175 Chinese among 979 foreigners allowed stay in Guyana

– another 298 granted citizenship – Felix reveals

By Shemuel Fanfair

It was another afternoon of heckling as the 2019 Budget debates continued on Tuesday when Opposition Members of Parliament called on Citizenship Minister Winston Felix to provide numbers on the amount of foreign nationals allowed to remain legally in Guyana.
In his presentation to the National Assembly, Felix told members that 298 foreign nationals were registered by the Citizenship Department and granted citizenship, which suggested that more non-nationals are securing the path to attain equal rights as Guyanese.
The National Assembly heard that apart from those 298 newly minted Guyanese, some 979 other foreigners were allowed to stay in the form of extensions and work permits. These numbers include 225 Cubans, 175 Chinese, 165 Americans, 120 Indians, 70 from the Philippines, 75 Venezuelans, 59 British persons, 45 from The Dominican Republic, 30 from Trinidad and Tobago and 15 Surinamese.
Felix conceded that such figures will come under great scrutiny in 2019, saying Government will work to implement policies to ensure that “Guyanese receive their fair share of employment opportunities as a result of investments.”
“The department requires all perspective employers to publish vacancies in one of the daily newspapers for over three months prior to that employment to give Guyanese a chance to compete for these employment opportunities,” Felix observed.
He however stressed that Government has taken note of some “unhealthy” employment practices and will be working with various agencies to combat this issue. Felix focused the latter part of his presentation on the Venezuelan migrant crisis which has been plaguing several South American territories and fellow

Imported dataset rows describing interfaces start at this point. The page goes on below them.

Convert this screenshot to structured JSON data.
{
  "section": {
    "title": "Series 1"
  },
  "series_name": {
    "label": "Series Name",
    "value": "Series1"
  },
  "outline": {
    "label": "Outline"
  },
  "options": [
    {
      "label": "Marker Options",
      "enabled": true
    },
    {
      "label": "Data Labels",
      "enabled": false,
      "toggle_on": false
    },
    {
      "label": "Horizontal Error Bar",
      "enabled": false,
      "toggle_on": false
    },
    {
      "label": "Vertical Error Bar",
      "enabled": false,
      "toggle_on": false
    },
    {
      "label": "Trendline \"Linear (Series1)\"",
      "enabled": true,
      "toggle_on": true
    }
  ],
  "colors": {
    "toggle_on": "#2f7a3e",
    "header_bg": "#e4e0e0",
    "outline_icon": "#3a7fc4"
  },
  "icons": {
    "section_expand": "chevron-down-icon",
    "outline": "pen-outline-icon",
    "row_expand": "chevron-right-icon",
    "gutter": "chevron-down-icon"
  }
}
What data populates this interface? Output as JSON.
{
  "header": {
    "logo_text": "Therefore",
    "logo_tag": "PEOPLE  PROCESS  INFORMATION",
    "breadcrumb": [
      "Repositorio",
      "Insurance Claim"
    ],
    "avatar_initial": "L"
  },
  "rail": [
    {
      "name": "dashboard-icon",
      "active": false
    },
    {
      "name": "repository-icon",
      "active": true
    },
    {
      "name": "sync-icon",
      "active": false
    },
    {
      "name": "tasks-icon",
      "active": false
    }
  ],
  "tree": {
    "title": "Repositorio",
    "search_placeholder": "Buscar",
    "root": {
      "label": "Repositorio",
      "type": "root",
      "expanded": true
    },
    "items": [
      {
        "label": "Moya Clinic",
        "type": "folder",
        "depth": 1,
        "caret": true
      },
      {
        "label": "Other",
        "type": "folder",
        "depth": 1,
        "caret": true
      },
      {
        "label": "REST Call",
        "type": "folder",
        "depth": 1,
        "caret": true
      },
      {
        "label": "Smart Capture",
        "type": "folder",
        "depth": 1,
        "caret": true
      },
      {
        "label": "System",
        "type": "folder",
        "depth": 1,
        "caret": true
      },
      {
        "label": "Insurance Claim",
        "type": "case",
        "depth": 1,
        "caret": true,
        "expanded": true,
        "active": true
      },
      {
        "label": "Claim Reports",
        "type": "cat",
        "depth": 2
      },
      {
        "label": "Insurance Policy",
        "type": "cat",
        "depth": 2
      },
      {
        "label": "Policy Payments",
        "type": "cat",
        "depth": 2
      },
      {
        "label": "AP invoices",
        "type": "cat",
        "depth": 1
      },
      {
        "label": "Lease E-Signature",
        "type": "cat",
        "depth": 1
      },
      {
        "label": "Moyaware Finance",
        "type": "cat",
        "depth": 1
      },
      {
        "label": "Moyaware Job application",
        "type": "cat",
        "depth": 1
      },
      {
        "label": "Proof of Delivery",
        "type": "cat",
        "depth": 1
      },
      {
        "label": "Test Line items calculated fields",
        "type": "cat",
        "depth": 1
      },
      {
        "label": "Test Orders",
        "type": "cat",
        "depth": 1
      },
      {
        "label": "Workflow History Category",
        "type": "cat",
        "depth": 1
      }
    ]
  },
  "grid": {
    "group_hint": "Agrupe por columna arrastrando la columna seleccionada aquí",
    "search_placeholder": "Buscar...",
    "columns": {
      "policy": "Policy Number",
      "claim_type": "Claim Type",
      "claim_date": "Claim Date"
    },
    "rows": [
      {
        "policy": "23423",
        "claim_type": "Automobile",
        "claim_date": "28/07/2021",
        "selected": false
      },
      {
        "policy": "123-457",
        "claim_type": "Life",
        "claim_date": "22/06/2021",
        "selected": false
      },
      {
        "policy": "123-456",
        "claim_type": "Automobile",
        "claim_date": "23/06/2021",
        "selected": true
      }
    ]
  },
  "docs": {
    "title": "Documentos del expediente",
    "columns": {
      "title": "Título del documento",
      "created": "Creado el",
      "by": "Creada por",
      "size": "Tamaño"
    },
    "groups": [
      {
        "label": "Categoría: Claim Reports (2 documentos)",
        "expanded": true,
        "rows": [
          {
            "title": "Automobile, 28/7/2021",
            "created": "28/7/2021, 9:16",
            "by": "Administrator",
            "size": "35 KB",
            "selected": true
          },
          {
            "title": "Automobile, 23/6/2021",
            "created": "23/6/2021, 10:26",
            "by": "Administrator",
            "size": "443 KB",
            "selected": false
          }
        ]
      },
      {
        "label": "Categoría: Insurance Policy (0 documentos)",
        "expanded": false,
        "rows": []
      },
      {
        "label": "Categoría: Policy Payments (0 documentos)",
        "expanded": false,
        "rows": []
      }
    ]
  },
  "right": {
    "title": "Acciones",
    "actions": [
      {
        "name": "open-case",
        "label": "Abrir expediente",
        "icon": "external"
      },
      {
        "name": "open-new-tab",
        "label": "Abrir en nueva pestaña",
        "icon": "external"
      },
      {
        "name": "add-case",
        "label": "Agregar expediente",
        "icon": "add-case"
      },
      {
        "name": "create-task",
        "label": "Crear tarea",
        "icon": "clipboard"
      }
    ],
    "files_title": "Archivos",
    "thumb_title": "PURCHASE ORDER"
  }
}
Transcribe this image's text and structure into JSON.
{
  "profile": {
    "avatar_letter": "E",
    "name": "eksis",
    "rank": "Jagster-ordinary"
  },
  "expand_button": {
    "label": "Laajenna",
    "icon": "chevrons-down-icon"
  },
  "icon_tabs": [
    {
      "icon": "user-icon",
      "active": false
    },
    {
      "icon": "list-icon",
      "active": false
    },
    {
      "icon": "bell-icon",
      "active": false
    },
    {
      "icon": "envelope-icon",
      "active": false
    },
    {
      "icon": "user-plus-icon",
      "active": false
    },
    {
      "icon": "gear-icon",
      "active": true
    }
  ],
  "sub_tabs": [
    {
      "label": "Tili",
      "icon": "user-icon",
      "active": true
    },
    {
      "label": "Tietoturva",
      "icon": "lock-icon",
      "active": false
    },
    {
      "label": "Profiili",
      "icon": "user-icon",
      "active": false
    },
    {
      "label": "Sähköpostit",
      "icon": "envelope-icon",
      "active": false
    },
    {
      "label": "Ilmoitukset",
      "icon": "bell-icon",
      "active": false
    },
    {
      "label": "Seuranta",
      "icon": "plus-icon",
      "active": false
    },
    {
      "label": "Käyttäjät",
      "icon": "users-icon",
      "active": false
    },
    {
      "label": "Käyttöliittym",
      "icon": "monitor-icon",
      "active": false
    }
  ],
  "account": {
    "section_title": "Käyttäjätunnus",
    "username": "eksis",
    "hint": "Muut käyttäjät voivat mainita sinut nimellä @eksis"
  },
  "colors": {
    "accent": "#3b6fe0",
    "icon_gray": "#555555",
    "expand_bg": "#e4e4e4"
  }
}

Citizenship Minister Winston Felix

Caribbean Community (Caricom) member states of which Guyana is included. Much of the migration problems are linked to the economic crisis that erupted in the Spanish-speaking country which has risen up a previously settled border controversy matter with Guyana.
Felix stated that the migrant issue with Venezuela will be around for a long time but committed that Guyana will treat those very migrants humanely as this country moves to review the migration scheme. This is in keeping with a call from the United Nations (UN) which reached out and spoke on the general treatment of Venezuelan migrants for Guyana not to deport them, he added.
However, these humanitarian efforts as encouraged by the UN, as well as from members of the public and other groups, have not come with an accrued cost, as Felix announced that the Civil Defence Commission (CDC) spent over $6 million in chartered flights, food and accommodation.
More than that, the registered 75 Venezuelans registered legally in the past year are far from the hundreds more that are residing along Guyana’s borderline communities and elsewhere in the country.
In many instances, of which Guyana Times was told, young and teenaged Venezuelan children of Guyanese parentage are living among communities across the country, especially in Demerara and Essequibo.
Many of these individuals are undocumented and face some “unhealthy” employment practices which Minister Felix said Government was moving to address.
Earlier this year, Government admitted that immigration authorities have limited capacity in tracking immigrants after they arrive in Guyana even though data is collected when many of them enter Guyana through its borders.
It is expected that Government would have strong and comprehensive immigration policies, especially with the influx of persons coming to capitalise on the budding oil and gas sector.
It was in July that Foreign Affairs Minister Carl Greenidge told media operatives that a Cabinet-vetted policy guideline was in place to establish how immigrants are to be treated.
Immigrants, upon entry, must fill out an arrival card that details their country of origin and proposed place of residence while in Guyana.
“Those who are returning from Venezuela… if you say you are Guyanese, you would be required to prove it. You would be given the opportunity to establish… if you are Guyanese by birth, naturalisation or descent. If you are not Guyanese, you will be treated as non-Guyanese,” he had outlined.
The Citizenship Department in July revealed that some 22,520 persons had entered Guyana between January and April 2018.
However, there was no record of 6170 of those persons departing which raised some concerns over illegal migration.
There were calls for more stringent efforts to reduce the missing departure numbers out of fear that persons could be caught up in human trafficking to Guyana and to other countries.
The records had also shown that 3515 Haitians entered Guyana in 2017, but only 291 were documented to have left.